Track down every line below that holds "name" and copy it.

--- Study material ---

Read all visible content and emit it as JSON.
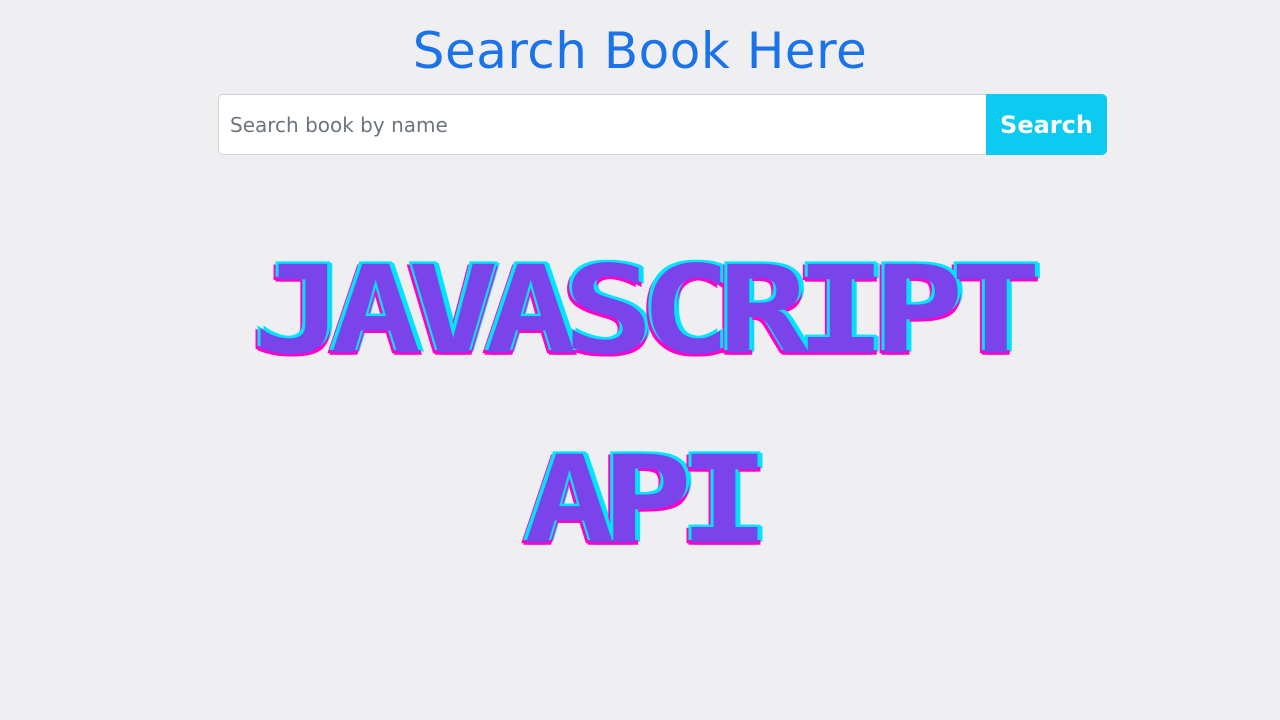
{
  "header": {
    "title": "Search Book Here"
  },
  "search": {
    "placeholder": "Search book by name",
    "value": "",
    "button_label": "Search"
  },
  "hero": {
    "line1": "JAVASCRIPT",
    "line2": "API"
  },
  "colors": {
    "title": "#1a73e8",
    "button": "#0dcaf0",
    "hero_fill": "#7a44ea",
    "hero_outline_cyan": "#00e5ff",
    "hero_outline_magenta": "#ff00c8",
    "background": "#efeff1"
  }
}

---
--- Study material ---

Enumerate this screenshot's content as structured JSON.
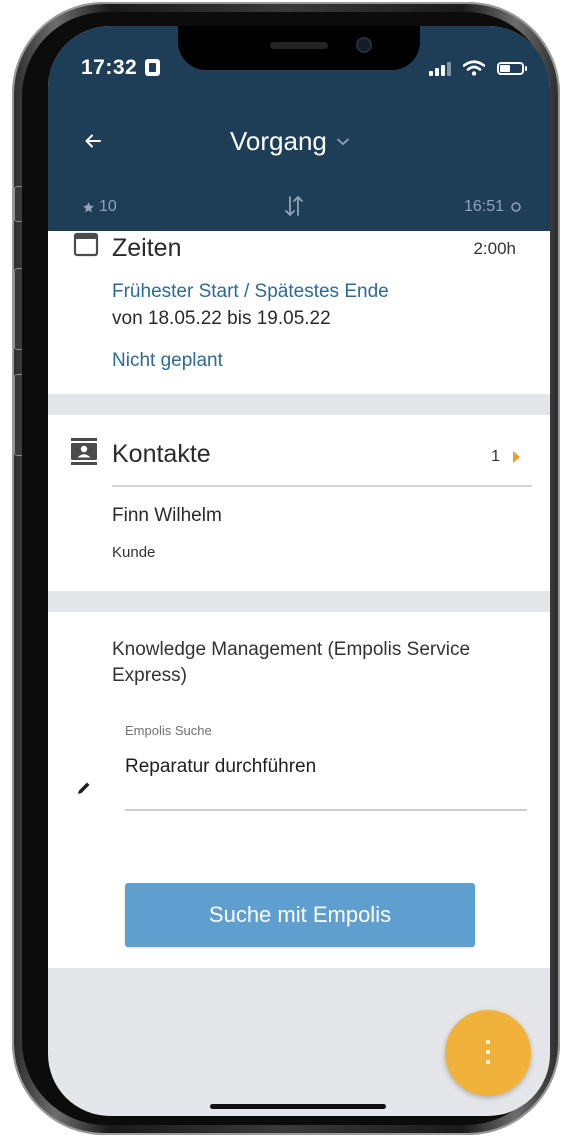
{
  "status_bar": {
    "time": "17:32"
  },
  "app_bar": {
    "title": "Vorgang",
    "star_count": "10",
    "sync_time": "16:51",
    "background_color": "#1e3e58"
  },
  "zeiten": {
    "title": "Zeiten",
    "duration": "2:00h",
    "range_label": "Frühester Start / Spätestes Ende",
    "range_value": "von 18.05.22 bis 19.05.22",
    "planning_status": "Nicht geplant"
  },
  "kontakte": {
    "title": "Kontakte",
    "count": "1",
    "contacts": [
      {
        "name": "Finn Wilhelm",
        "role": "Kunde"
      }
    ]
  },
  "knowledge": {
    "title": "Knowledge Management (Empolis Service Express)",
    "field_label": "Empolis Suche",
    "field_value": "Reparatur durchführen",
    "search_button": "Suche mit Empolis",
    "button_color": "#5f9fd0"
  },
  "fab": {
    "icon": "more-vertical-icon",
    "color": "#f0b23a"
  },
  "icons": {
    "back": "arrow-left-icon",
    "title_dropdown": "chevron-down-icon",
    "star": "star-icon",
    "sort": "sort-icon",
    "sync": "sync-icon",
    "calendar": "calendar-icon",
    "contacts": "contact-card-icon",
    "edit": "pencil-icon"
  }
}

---

▸ Answer space
    "placeholder": "Search book by name",
        "name": "Finn Wilhelm",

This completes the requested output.